KIRKLAND, Wash., Feb. 6, 2018 /PRNewswire/ — INRIX, Inc., the world leader in transportation analytics and connected car services, today published its annual Global Traffic Scorecard. INRIX analyzed 1,360 cities – up by nearly 300 cities from the 2016 Scorecard – across 38 countries. Based on the findings, the U.S. ranked as the most congested developed country in the world, with drivers spending an average of 41 hours a year in traffic during peak hours, which cost drivers nearly $305 billion in 2017, an average of $1,445 per driver1.

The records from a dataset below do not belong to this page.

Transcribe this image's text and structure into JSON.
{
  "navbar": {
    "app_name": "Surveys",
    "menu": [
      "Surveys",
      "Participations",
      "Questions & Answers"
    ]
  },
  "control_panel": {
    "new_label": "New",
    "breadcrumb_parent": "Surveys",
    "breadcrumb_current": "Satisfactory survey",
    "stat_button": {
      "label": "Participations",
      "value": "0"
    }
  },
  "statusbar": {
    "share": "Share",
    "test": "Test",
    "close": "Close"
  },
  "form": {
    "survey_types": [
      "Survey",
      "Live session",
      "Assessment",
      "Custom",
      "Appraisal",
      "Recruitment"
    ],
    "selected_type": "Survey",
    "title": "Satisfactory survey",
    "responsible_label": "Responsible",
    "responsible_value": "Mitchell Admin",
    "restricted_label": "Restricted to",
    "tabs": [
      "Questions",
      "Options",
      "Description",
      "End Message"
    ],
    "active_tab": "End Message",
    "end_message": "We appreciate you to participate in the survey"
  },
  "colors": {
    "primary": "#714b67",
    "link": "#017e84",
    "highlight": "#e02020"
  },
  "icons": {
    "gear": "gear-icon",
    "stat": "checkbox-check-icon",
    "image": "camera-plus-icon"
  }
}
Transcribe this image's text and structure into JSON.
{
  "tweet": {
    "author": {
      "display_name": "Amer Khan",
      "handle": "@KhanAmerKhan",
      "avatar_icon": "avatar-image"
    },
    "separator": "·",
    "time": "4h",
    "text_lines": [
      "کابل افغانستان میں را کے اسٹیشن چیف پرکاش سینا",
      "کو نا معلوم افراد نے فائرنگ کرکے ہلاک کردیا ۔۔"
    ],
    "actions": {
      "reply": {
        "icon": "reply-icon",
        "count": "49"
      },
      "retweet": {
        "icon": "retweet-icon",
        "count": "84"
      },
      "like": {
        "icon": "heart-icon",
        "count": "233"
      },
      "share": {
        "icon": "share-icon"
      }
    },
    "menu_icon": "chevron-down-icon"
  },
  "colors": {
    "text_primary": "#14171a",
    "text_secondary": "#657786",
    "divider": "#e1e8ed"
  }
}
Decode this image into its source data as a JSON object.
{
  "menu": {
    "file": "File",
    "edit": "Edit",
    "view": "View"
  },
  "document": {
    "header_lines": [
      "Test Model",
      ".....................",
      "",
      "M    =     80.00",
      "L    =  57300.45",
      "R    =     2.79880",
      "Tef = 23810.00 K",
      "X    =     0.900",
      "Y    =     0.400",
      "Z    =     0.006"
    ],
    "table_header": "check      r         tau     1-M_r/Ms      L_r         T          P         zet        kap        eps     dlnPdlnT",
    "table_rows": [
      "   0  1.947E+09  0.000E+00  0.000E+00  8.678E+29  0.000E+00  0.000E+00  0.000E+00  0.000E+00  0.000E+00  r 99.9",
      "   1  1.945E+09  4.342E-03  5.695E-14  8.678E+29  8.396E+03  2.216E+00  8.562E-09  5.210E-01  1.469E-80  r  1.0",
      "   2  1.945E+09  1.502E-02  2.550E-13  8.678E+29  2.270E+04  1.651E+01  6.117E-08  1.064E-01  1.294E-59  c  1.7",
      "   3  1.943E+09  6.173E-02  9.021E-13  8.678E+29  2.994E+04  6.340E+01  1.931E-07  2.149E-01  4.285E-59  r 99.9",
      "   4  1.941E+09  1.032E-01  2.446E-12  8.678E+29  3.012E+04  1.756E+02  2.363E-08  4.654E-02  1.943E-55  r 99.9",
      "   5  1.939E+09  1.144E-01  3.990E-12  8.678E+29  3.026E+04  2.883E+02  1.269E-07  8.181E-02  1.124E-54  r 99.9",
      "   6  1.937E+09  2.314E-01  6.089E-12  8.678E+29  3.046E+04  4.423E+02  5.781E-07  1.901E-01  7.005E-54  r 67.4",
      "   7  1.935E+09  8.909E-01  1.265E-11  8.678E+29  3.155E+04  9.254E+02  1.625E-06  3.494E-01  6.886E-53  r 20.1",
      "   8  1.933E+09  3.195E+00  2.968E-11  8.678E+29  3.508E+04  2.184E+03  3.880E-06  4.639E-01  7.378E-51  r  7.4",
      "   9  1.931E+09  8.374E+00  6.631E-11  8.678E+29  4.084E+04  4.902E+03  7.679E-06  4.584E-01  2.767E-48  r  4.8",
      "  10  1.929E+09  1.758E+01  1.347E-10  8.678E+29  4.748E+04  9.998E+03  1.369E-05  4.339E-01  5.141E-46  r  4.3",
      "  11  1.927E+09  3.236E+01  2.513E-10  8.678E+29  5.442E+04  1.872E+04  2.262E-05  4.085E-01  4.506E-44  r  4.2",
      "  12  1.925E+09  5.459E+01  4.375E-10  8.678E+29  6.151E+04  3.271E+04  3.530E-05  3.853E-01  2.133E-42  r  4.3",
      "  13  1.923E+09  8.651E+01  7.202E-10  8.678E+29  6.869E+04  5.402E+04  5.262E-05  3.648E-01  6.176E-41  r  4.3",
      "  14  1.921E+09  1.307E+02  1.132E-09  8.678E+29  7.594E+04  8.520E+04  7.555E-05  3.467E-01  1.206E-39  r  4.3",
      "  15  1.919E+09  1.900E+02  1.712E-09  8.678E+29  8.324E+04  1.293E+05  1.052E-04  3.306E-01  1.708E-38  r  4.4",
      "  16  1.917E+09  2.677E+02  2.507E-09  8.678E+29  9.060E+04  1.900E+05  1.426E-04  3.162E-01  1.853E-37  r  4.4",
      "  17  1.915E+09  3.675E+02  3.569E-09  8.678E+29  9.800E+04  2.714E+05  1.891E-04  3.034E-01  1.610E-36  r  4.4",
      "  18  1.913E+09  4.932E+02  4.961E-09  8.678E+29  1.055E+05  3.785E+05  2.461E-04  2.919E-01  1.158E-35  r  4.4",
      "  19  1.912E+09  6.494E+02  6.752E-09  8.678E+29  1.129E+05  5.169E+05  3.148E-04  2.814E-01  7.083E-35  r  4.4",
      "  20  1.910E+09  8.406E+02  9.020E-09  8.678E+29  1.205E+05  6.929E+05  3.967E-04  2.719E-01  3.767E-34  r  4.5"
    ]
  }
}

The U.S. had three of the top five most congested cities globally, with Los Angeles (first), New York (tied for second with Moscow) and San Francisco (fifth) costing an economic drain upwards of $2.5 billion caused by traffic. Angelenos spent an average of 102 hours last year in traffic jams during peak congestion hours, costing drivers $2,828 each and the city $19.2 billion from direct and indirect costs. Direct costs relate to the value of fuel and time wasted, and indirect costs refer to freight and business fees from company vehicles idling in traffic, which are passed on to households through higher prices.
Despite the high costs of congestion in Los Angeles and other cities, American drivers, in general, had it easier than their German counterparts. At $1,770, congestion cost the average German driver 57 percent more than an American, after adjusting for exchange rates and the cost of living. Detroit had the lowest cost of congestion among the top 25 U.S. cities, at $1,256 per driver, and ranked among the bottom in all three categories of costs: commuting, business and leisure/other.
“Congestion costs the U.S. hundreds of billions of dollars, and threatens future economic growth and lowers our quality of life,” said Dr. Graham Cookson, Chief Economist at INRIX. “If we’re to avoid traffic congestion becoming a further drain on our economy, we must invest in intelligent transportation systems to tackle our mobility challenges.”
Interestingly, both New York and San Francisco, the second- and third-ranked cities in North America (91 and 79 hours spent in congestion respectively), have a similar average congestion rate as Los Angeles (13 percent), but show different commute patterns. San Francisco, for example, had the highest congestion rate (tied with Boston) on arterial and city streets during the peak commute hours, while New York holds the top spot during the daytime.
Table 1: 10 Most